"We traced this water in our study, as its scale and role is a matter of debate," he continued, "and we found the first geological evidence of a planet-wide groundwater system on Mars."
Using data from a trio of instruments - the High Resolution Stereo Camera (HRSC) aboard the ESA's Mars Express spacecraft, NASA's High Resolution Imaging Science Experiment (HiRISE), and the Context Camera aboard NASA's Mars Reconnaissance Orbiter - the ESA researchers explored two dozen enclosed craters in Mars' northern hemisphere.
On the floors of these craters, the team found features that suggest the craters once contained "pools and flows of water that changed and receded over time".
They were even able to estimate past water levels and found they matched up with the expected shorelines of an ocean that many believe existed on Mars between three and four billion years ago - and which may have been connected to a system of subterranean lakes.

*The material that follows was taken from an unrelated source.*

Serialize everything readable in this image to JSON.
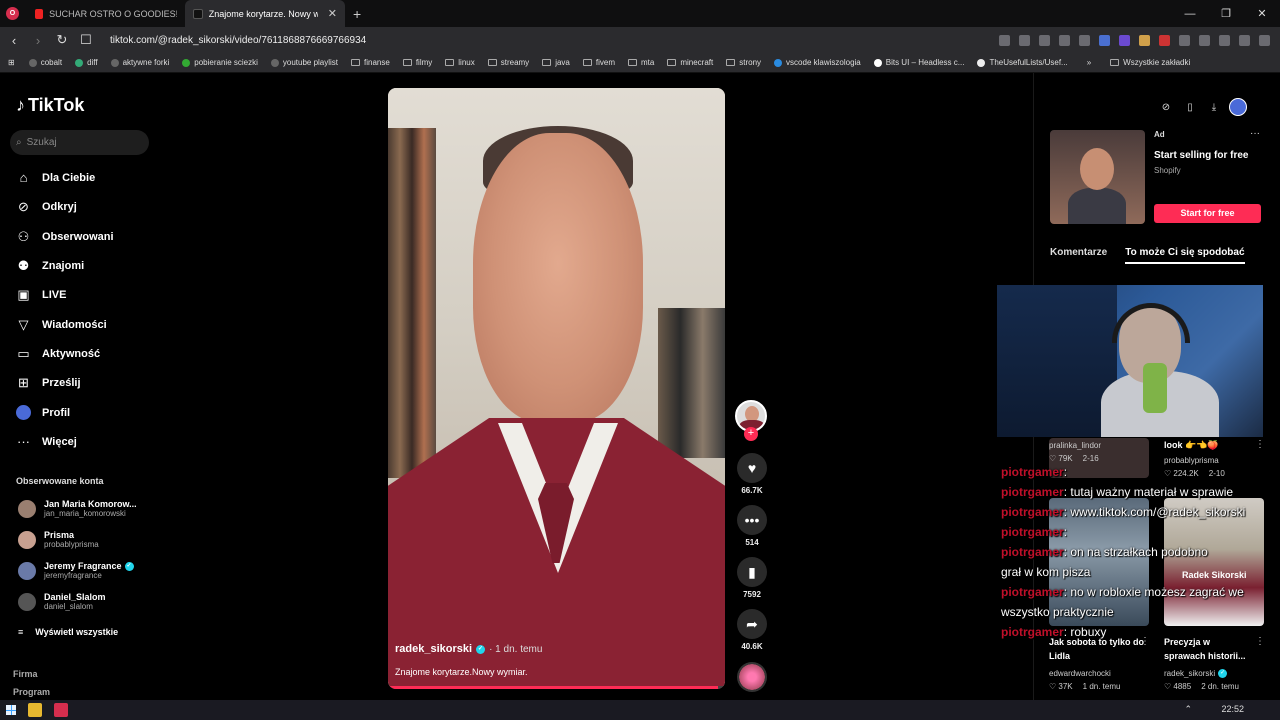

Water is a key indicator of life, so any evidence of water on Mars lends credence to the idea that the planet might have once been home to living organisms.
But evidence of a groundwater system isn't the only ESA discovery with life-on-Mars implications - within five of the craters they examined, the team also found signs of minerals that past research has connected to the emergence of life on Earth.
As Mars Express project scientist Dmitri Titov noted, the discovery could help researchers pinpoint the spots on Mars most likely to contains evidence of past life on the Red Planet - potentially putting us one step closer to finding extraterrestrial life.